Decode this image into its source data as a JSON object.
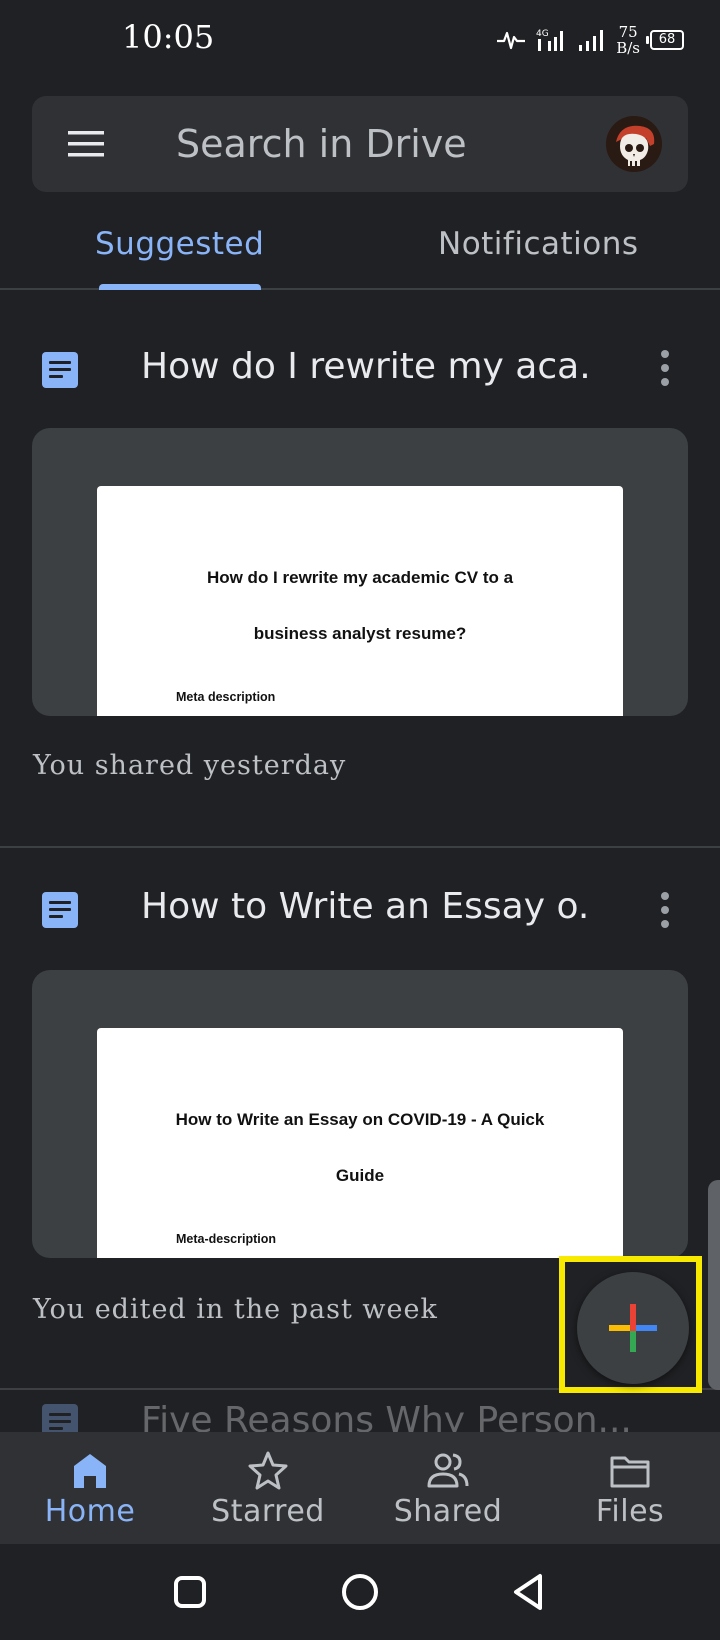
{
  "status_bar": {
    "time": "10:05",
    "network_type": "4G",
    "net_speed_value": "75",
    "net_speed_unit": "B/s",
    "battery": "68"
  },
  "search": {
    "placeholder": "Search in Drive"
  },
  "tabs": [
    {
      "label": "Suggested",
      "active": true
    },
    {
      "label": "Notifications",
      "active": false
    }
  ],
  "files": [
    {
      "title": "How do I rewrite my aca...",
      "preview_heading_line1": "How do I rewrite my academic CV to a",
      "preview_heading_line2": "business analyst resume?",
      "preview_meta": "Meta description",
      "subtitle": "You shared yesterday",
      "icon": "docs-icon"
    },
    {
      "title": "How to Write an Essay o...",
      "preview_heading_line1": "How to Write an Essay on COVID-19 - A Quick",
      "preview_heading_line2": "Guide",
      "preview_meta": "Meta-description",
      "subtitle": "You edited in the past week",
      "icon": "docs-icon"
    },
    {
      "title": "Five Reasons Why Person...",
      "icon": "docs-icon"
    }
  ],
  "fab": {
    "icon": "plus-icon"
  },
  "bottom_nav": [
    {
      "label": "Home",
      "icon": "home-icon",
      "active": true
    },
    {
      "label": "Starred",
      "icon": "star-icon",
      "active": false
    },
    {
      "label": "Shared",
      "icon": "shared-people-icon",
      "active": false
    },
    {
      "label": "Files",
      "icon": "folder-icon",
      "active": false
    }
  ],
  "colors": {
    "background": "#202124",
    "surface": "#303134",
    "accent": "#8ab4f8",
    "highlight": "#f7ea00"
  }
}
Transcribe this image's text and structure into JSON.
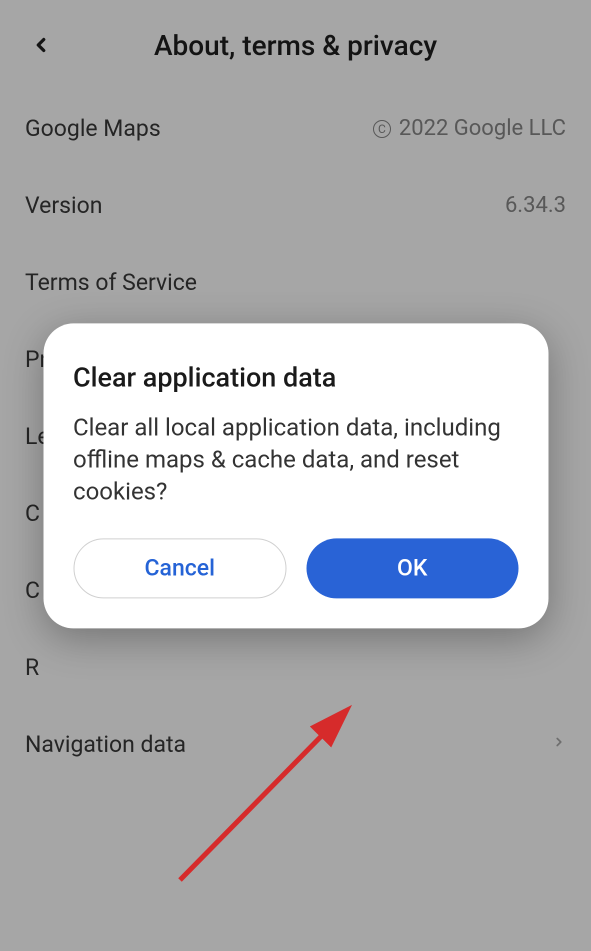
{
  "header": {
    "title": "About, terms & privacy"
  },
  "rows": {
    "app": {
      "label": "Google Maps",
      "value": "2022 Google LLC"
    },
    "version": {
      "label": "Version",
      "value": "6.34.3"
    },
    "terms": {
      "label": "Terms of Service"
    },
    "privacy": {
      "label": "Privacy Policy"
    },
    "legal": {
      "label": "Le"
    },
    "c1": {
      "label": "C"
    },
    "c2": {
      "label": "C"
    },
    "r": {
      "label": "R"
    },
    "nav": {
      "label": "Navigation data"
    }
  },
  "dialog": {
    "title": "Clear application data",
    "body": "Clear all local application data, including offline maps & cache data, and reset cookies?",
    "cancel": "Cancel",
    "ok": "OK"
  }
}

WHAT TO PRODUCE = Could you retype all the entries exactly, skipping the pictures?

EXERCISE RESULT =
Decode this image into its source data as a JSON object.
{
  "status_bar": {
    "time": "10:05",
    "network_type": "4G",
    "net_speed_value": "75",
    "net_speed_unit": "B/s",
    "battery": "68"
  },
  "search": {
    "placeholder": "Search in Drive"
  },
  "tabs": [
    {
      "label": "Suggested",
      "active": true
    },
    {
      "label": "Notifications",
      "active": false
    }
  ],
  "files": [
    {
      "title": "How do I rewrite my aca...",
      "preview_heading_line1": "How do I rewrite my academic CV to a",
      "preview_heading_line2": "business analyst resume?",
      "preview_meta": "Meta description",
      "subtitle": "You shared yesterday",
      "icon": "docs-icon"
    },
    {
      "title": "How to Write an Essay o...",
      "preview_heading_line1": "How to Write an Essay on COVID-19 - A Quick",
      "preview_heading_line2": "Guide",
      "preview_meta": "Meta-description",
      "subtitle": "You edited in the past week",
      "icon": "docs-icon"
    },
    {
      "title": "Five Reasons Why Person...",
      "icon": "docs-icon"
    }
  ],
  "fab": {
    "icon": "plus-icon"
  },
  "bottom_nav": [
    {
      "label": "Home",
      "icon": "home-icon",
      "active": true
    },
    {
      "label": "Starred",
      "icon": "star-icon",
      "active": false
    },
    {
      "label": "Shared",
      "icon": "shared-people-icon",
      "active": false
    },
    {
      "label": "Files",
      "icon": "folder-icon",
      "active": false
    }
  ],
  "colors": {
    "background": "#202124",
    "surface": "#303134",
    "accent": "#8ab4f8",
    "highlight": "#f7ea00"
  }
}
Transcribe this image's text and structure into JSON.
{
  "header": {
    "title": "About, terms & privacy"
  },
  "rows": {
    "app": {
      "label": "Google Maps",
      "value": "2022 Google LLC"
    },
    "version": {
      "label": "Version",
      "value": "6.34.3"
    },
    "terms": {
      "label": "Terms of Service"
    },
    "privacy": {
      "label": "Privacy Policy"
    },
    "legal": {
      "label": "Le"
    },
    "c1": {
      "label": "C"
    },
    "c2": {
      "label": "C"
    },
    "r": {
      "label": "R"
    },
    "nav": {
      "label": "Navigation data"
    }
  },
  "dialog": {
    "title": "Clear application data",
    "body": "Clear all local application data, including offline maps & cache data, and reset cookies?",
    "cancel": "Cancel",
    "ok": "OK"
  }
}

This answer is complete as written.